It will include more than 10,000m2 of office space and 10,000m2 of retail, leisure, community space for restaurants and other food and beverage establishments, and a 6,973m2 secondary school for 600 pupils.
The project will also contain three acres of amenity space, landscaping, a children’s play area, car and bike parking, new pedestrian and vehicular/service pathways and two new pedestrian routes.
The first phase of the project will deliver 300 homes, office and retail space, public realm, roof terraces, and the secondary school, as well as the refurbishment of a warehouse that was part of the former biscuit factory.
The project’s design focuses on continuity, and will retain some of the existing structures and facades of the buildings on-site and in the surrounding area. The façade’s design and building materials will draw inspiration from the adjacent railway arches and former local industrial buildings.
The building material to be used across the development will emphasise brickwork, precast concrete, textured glass-fibre reinforced concrete and glass windows and doors.
The Bermondsey Project aims to create a car-free, walkable neighbourhood with a series of linked routes, playgrounds, public roof gardens, and community spaces to connect with the wider Bermondsey community. The existing 400 parking spaces on the site will be removed and replaced with pedestrian-only routes.
Urban green areas have been incorporated to cover 41% of the site, including 22,000m2 of greenery at ground and roof levels. This will help to improve local biodiversity and reduce heat concentration.
The greenery will consist of rain gardens, planting beds, tree planting, vertical greening, amenity lawns and biodiverse roofs. Sustainable drainage systems will be installed to manage stormwater runoff. More than 141 new trees are expected to be planted across the site.
The project will be connected to South East London Combined Heat and Power (SELCHP), an advanced energy recovery facility that uses non-recyclable waste to generate electricity.
Contractors involved in the Bermondsey project
Kohn Pedersen Fox Associates (KPF), a firm of architects, was responsible for designing the project.
Arup, a design and engineering consultancy, was contracted to provide landscape architecture, environmental consulting and civil engineering services by Grosvenor.
Andy Sturgeon Garden Design, a landscape and garden design firm, was appointed as the landscape architect.
Cottrell & Vermuelen Architecture, a firm of architects, designed the project’s secondary school.
Hydrock, an engineering design consultancy, was awarded the contract to conduct detailed site investigations for the demolition and enabling works of the old factory in 2018.
Eckersley O’Callaghan, an engineering design practice, will provide facade design services for the project.

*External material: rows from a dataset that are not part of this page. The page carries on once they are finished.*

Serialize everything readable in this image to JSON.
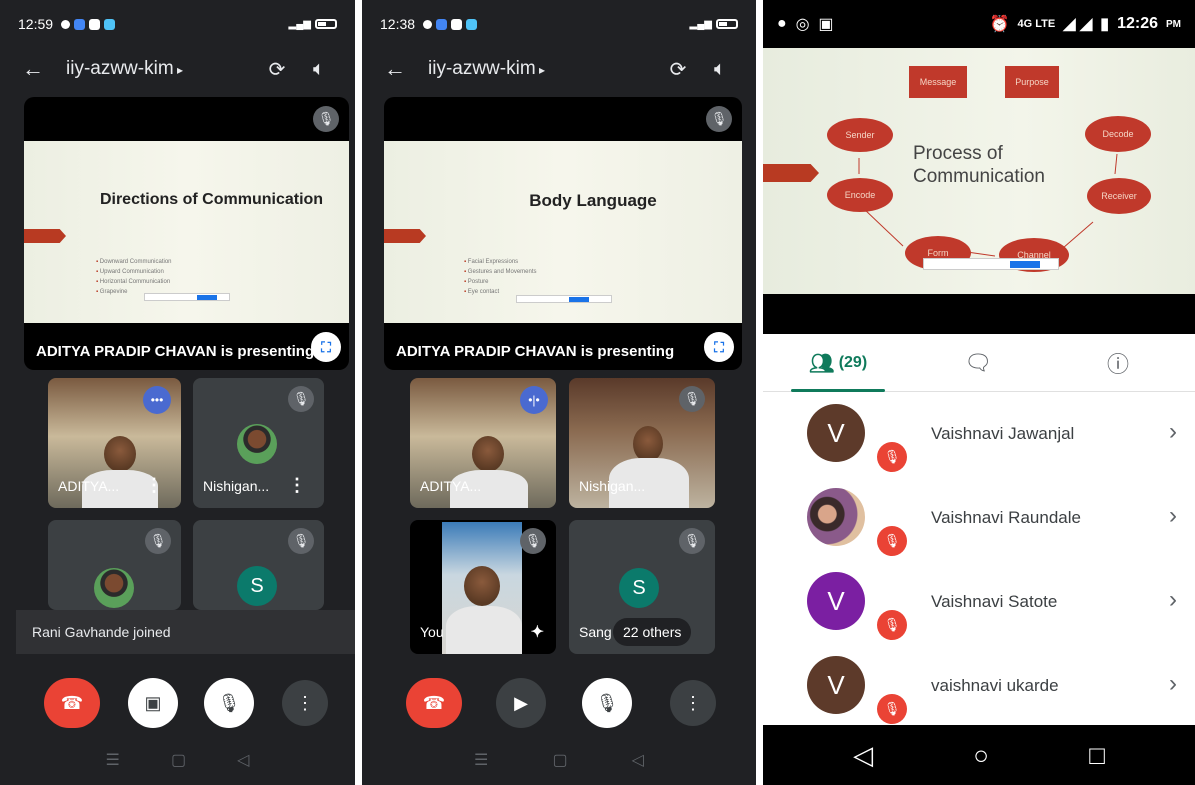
{
  "panel1": {
    "status": {
      "time": "12:59"
    },
    "meeting_code": "iiy-azww-kim",
    "slide": {
      "title": "Directions of Communication",
      "bullets": [
        "Downward Communication",
        "Upward Communication",
        "Horizontal Communication",
        "Grapevine"
      ]
    },
    "presenting_text": "ADITYA PRADIP CHAVAN is presenting",
    "tiles": [
      {
        "name": "ADITYA..."
      },
      {
        "name": "Nishigan..."
      },
      {
        "name": ""
      },
      {
        "initial": "S"
      }
    ],
    "toast": "Rani Gavhande joined"
  },
  "panel2": {
    "status": {
      "time": "12:38"
    },
    "meeting_code": "iiy-azww-kim",
    "slide": {
      "title": "Body Language",
      "bullets": [
        "Facial Expressions",
        "Gestures and Movements",
        "Posture",
        "Eye contact"
      ]
    },
    "presenting_text": "ADITYA PRADIP CHAVAN is presenting",
    "tiles": [
      {
        "name": "ADITYA..."
      },
      {
        "name": "Nishigan..."
      },
      {
        "name": "You"
      },
      {
        "name": "Sang",
        "initial": "S"
      }
    ],
    "others_label": "22 others"
  },
  "panel3": {
    "status": {
      "network": "4G LTE",
      "time": "12:26",
      "ampm": "PM"
    },
    "slide": {
      "title_line1": "Process of",
      "title_line2": "Communication",
      "nodes": [
        "Message",
        "Purpose",
        "Sender",
        "Encode",
        "Form",
        "Channel",
        "Receiver",
        "Decode"
      ]
    },
    "people_count": "(29)",
    "participants": [
      {
        "initial": "V",
        "name": "Vaishnavi Jawanjal",
        "color": "#5d3a2a"
      },
      {
        "initial": "",
        "name": "Vaishnavi Raundale",
        "color": "#b07a6a"
      },
      {
        "initial": "V",
        "name": "Vaishnavi Satote",
        "color": "#7b1fa2"
      },
      {
        "initial": "V",
        "name": "vaishnavi ukarde",
        "color": "#5d3a2a"
      }
    ]
  },
  "colors": {
    "end_call": "#ea4335",
    "accent_green": "#0f7a5b",
    "slide_red": "#c0392b"
  }
}
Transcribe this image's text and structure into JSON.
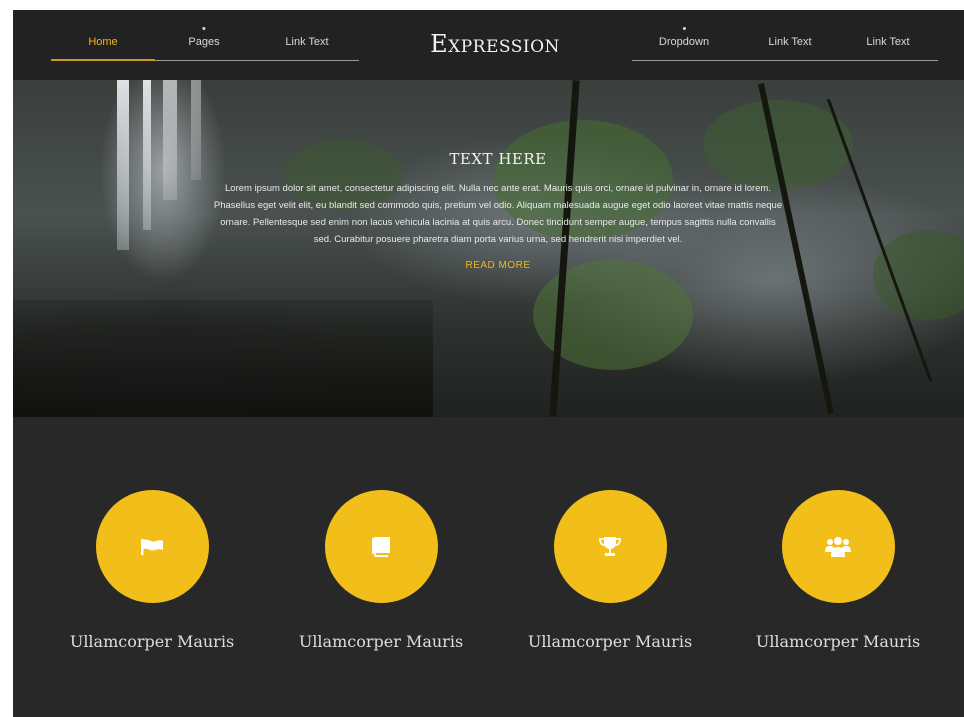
{
  "nav": {
    "left": [
      {
        "label": "Home",
        "active": true
      },
      {
        "label": "Pages",
        "has_dropdown": true
      },
      {
        "label": "Link Text"
      }
    ],
    "brand": "Expression",
    "right": [
      {
        "label": "Dropdown",
        "has_dropdown": true
      },
      {
        "label": "Link Text"
      },
      {
        "label": "Link Text"
      }
    ]
  },
  "hero": {
    "title": "TEXT HERE",
    "body": "Lorem ipsum dolor sit amet, consectetur adipiscing elit. Nulla nec ante erat. Mauris quis orci, ornare id pulvinar in, ornare id lorem. Phasellus eget velit elit, eu blandit sed commodo quis, pretium vel odio. Aliquam malesuada augue eget odio laoreet vitae mattis neque ornare. Pellentesque sed enim non lacus vehicula lacinia at quis arcu. Donec tincidunt semper augue, tempus sagittis nulla convallis sed. Curabitur posuere pharetra diam porta varius urna, sed hendrerit nisi imperdiet vel.",
    "cta": "READ MORE"
  },
  "features": [
    {
      "icon": "flag-icon",
      "title": "Ullamcorper Mauris"
    },
    {
      "icon": "book-icon",
      "title": "Ullamcorper Mauris"
    },
    {
      "icon": "trophy-icon",
      "title": "Ullamcorper Mauris"
    },
    {
      "icon": "users-icon",
      "title": "Ullamcorper Mauris"
    }
  ],
  "colors": {
    "accent": "#f2be1a",
    "background": "#282828",
    "nav_background": "#222222"
  }
}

Workspace contracted Randall Contracting, a construction, enabling and demolition services provider, to undertake the first phase enabling works. The scope of the contract included site clearance, service diversions, general building service and modular building construction.